Senior News Analyst

Fraser Smith has been in the news business for over 30 years.  He began his reportorial career with the Jersey Journal, a daily New Jersey newspaper and then moved on to the Providence Journal in Providence, Rhode Island. In 1969 Fraser won a prestigious American Political Science Association Public Affairs Fellowship, which enabled him to devote a year to graduate study at Yale University.  In 1977, Fraser was hired away by The Baltimore Sun where in 1981, he moved to the newspaper's Washington bureau to focus on policy problems and their everyday effect on Marylanders.  In 1983, he became the Sun's chief political reporter.

During his career as a reporter, Fraser was the recipient of numerous journalism awards: from UPI New England in 1973, from AP New England in 1974 and 1975, from Roy W. Howard in 1975, from Maryland-Delaware-D.C. Press Association in 1981, and from Sigma Delta Chi in 1986.  His Sun series on lead paint poisoning, which he wrote with his wife, Eileen Canzian, won first place and best of show honors in 1987 from the Maryland-Delaware-D.C. Press Association.  Between 1999 and 2003, he has served as an editorial writer and columnist for the Sun.

Ways To Connect


  Fraser Smith and Luke Broadwater, of the Baltimore Sun talk about former Mayor Sheila Dixon's race for her old job and its effect on Mayor Stephanie Rawlings-Blake.

Tom Chaulkey

  Governor Larry Hogan’s decision to leave $900 million federal dollars on the table is, sadly enough, irreversible. There’s no readily apparent way to revive the Red Line.

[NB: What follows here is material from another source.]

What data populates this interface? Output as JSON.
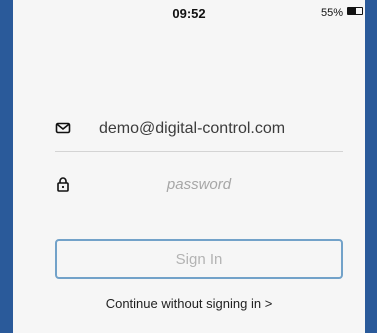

IMP: Supreme Court, Gerrymandering and Maryland

Jul 1, 2015

  Fraser Smith and WYPR's Karen Hosler discuss the Supreme Court decision on a gerrymandering case from Arizona and what it might mean for Maryland.

IMP: GOP Candidates Discover Maryland

Jun 26, 2015

  Fraser Smith and Todd Eberly, of the political science department at St. Mary's College of Maryland, talk about Republican presidential candidates' sudden interest in Maryland.

Tom Chalkley

Elected leaders can be pretty brave facing severe illness or even death. Ronald Reagan wanted to know if his surgeon was a Republican after John Hinckley shot him.

  Fraser and John Fritze, of the Baltimore Sun's Washington Bureau talk about criminal justice reforms proposed by Maryland's two Senators.

Fraser Smith and Andy Green, of the Baltimore Sun, discuss the precipitous drop in arrests in Baltimore and how that relates to safety in the city.

Tom Chalkley

  Why do the big foundations demand so much data before they make grants to non-profits? A few reasons, to be sure. One? They want to go beyond one discreet project. They want to know what worked and what didn’t work.

Passion and commitment can fade as we all know. So striking while the iron – and riot embers – are hot really matters.

One returns after a weekend away to a strangely quiet Baltimore.